I’m an emphatically utilitarian cyclist. My bike is my only ride. It is my way of going. It is point A to point B with a pile of stuff. But that’s not all it is, and sometimes I forget.

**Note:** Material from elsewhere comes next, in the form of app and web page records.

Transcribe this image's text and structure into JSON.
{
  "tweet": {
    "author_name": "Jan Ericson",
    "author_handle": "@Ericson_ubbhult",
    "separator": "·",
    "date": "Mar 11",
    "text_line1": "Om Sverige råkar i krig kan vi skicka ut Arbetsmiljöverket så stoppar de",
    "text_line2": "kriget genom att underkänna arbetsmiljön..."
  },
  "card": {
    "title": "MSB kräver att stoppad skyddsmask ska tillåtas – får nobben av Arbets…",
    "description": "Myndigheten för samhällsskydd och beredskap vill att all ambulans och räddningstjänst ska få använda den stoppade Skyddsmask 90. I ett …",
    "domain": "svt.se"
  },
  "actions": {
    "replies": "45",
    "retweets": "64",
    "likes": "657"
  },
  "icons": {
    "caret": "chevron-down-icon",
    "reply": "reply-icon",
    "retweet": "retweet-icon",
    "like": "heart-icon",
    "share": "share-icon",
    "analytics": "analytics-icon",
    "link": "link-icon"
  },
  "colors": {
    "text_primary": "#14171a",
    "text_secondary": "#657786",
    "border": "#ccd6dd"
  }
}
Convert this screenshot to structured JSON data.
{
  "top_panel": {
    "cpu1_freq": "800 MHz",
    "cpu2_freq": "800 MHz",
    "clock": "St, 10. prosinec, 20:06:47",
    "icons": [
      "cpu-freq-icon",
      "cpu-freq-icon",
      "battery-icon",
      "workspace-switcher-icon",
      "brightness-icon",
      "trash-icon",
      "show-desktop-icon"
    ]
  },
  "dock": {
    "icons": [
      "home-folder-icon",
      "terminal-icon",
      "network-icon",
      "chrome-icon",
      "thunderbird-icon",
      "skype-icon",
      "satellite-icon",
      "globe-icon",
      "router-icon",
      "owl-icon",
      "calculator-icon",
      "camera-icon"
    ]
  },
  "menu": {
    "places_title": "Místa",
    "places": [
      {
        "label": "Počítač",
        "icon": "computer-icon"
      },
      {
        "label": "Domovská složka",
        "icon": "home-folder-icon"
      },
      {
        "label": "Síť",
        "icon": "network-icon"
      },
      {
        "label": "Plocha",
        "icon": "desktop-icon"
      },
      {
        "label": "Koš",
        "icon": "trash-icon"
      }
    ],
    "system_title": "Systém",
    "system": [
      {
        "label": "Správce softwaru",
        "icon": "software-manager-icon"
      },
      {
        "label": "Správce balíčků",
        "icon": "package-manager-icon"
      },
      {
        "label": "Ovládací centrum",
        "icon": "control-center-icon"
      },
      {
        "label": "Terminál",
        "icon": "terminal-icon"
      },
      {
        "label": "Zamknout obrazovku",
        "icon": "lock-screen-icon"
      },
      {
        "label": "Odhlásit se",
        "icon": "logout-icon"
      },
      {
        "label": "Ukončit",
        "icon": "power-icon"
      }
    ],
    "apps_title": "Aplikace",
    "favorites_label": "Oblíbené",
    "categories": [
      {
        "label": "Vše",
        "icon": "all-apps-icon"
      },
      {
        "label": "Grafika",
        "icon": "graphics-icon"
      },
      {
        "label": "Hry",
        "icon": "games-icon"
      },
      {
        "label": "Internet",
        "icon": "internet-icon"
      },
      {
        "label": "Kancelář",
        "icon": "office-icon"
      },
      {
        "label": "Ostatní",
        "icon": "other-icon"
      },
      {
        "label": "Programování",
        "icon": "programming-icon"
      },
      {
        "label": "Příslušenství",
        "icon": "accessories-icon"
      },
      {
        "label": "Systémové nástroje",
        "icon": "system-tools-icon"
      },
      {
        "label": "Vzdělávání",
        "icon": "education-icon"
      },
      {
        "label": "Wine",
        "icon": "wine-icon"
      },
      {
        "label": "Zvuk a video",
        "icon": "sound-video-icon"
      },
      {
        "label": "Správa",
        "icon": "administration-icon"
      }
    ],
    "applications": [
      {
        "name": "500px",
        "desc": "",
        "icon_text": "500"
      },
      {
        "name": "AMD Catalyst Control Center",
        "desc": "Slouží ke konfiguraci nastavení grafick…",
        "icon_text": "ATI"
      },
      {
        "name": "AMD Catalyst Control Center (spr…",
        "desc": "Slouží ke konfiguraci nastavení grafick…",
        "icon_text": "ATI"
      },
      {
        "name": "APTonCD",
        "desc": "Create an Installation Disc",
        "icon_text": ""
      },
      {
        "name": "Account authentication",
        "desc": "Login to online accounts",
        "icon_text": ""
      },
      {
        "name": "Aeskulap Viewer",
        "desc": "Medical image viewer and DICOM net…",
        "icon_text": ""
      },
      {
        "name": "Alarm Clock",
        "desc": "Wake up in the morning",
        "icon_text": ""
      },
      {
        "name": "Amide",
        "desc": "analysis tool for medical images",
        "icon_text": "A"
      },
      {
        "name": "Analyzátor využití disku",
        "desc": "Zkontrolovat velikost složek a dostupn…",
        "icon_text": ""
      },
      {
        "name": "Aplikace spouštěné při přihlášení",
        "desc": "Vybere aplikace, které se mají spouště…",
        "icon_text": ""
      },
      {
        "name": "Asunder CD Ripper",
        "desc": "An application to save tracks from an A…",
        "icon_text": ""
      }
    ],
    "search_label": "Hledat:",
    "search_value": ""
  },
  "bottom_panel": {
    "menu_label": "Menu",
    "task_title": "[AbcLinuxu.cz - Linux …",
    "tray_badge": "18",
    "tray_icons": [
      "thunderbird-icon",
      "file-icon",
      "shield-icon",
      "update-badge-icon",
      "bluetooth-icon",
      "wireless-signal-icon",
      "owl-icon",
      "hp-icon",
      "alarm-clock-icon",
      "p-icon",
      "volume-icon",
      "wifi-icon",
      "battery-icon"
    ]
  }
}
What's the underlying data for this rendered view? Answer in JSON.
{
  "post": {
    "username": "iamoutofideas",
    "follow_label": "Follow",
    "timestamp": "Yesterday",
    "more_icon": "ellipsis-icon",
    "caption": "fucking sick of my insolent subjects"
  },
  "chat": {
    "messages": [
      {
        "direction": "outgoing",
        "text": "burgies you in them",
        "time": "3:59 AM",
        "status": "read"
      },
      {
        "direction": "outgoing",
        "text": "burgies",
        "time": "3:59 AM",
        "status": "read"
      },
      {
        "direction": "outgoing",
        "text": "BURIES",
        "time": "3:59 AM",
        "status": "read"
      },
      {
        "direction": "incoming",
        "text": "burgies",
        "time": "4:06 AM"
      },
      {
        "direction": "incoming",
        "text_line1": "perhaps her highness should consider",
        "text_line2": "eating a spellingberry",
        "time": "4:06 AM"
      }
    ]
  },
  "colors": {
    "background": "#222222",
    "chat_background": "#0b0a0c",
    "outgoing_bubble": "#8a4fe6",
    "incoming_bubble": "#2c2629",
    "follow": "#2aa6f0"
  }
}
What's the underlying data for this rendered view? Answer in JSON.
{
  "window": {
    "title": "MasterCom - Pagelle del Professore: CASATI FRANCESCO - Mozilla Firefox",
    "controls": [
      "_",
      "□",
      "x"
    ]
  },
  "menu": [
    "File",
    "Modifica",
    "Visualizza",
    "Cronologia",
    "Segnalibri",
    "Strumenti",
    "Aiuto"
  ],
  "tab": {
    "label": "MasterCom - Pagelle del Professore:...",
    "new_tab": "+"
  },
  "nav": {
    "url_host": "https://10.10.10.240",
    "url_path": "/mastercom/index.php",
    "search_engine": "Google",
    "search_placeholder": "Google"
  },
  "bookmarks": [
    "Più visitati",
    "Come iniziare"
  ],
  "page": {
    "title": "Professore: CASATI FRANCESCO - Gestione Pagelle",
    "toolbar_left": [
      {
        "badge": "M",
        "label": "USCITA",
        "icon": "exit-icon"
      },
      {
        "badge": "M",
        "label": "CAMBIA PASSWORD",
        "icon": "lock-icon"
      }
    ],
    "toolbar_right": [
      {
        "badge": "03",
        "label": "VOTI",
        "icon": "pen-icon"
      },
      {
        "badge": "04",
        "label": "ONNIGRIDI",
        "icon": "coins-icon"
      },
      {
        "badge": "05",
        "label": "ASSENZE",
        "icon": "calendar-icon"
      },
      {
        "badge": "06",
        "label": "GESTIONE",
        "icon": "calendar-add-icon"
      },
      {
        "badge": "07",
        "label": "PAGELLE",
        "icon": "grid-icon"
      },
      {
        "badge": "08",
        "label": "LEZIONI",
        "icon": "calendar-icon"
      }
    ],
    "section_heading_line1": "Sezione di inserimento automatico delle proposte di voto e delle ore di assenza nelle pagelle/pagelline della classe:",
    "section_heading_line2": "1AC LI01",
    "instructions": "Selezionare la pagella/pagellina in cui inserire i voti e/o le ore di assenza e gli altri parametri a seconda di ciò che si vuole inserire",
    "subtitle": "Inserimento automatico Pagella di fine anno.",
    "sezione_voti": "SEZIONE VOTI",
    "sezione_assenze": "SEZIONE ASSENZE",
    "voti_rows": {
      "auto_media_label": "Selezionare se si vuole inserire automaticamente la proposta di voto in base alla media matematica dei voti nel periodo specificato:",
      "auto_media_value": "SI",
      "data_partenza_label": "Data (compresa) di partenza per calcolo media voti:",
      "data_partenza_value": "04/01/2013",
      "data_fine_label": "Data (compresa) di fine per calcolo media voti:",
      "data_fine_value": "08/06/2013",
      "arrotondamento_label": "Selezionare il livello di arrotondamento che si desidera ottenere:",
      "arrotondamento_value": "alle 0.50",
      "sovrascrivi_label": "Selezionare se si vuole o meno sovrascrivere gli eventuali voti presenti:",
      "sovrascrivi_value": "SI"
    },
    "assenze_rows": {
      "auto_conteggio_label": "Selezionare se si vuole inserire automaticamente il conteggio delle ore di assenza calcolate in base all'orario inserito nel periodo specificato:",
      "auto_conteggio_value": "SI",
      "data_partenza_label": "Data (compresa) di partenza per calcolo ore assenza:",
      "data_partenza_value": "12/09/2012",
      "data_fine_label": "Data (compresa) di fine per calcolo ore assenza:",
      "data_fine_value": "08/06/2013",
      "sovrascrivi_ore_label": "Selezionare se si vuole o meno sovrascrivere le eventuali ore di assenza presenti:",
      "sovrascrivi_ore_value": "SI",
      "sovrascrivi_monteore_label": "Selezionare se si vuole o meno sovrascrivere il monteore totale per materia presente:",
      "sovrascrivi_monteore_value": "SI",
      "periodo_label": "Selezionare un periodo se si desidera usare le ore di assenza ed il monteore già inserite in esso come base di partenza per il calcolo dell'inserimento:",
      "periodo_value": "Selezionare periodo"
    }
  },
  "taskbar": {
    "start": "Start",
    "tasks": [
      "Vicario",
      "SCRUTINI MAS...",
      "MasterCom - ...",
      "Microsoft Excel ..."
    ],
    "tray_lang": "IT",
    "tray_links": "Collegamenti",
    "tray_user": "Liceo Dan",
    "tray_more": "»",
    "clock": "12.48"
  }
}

I started biking 20 years ago when I was 14 and living in Japan as an exchange student. It was how everyone got to school. Every morning was a flood of blue wool uniforms on classic bikes going clickety-click and ding-ding. Baskets, fenders, and not much in the way of gears. So it was utilitarian there too, but I also used my bike as an anti-depressant. I didn’t speak Japanese when I got there. My family didn’t speak English. All the other students were always busy with homework. I was lonely to the point of tears. Sometimes I’d ride around after school until dark. Sometimes beyond dark, in the rain and the wind. I discovered fireflies in a peace park one night. I let a typhoon blow me across the plain. I climbed hills and had crashes. It was a kind of love affair, it was something I could feel unabashedly good about, even if my host family thought I was crazy for staying out and getting drenched. It was deep rhythmic breathing and endorphins. It was still lonely, but at least I was focused. I felt free. When I came back to the US, I traded the circuitous hour and a half long school bus ride for an additional seventy nine minutes of sleep and an eleven minute bike ride each morning.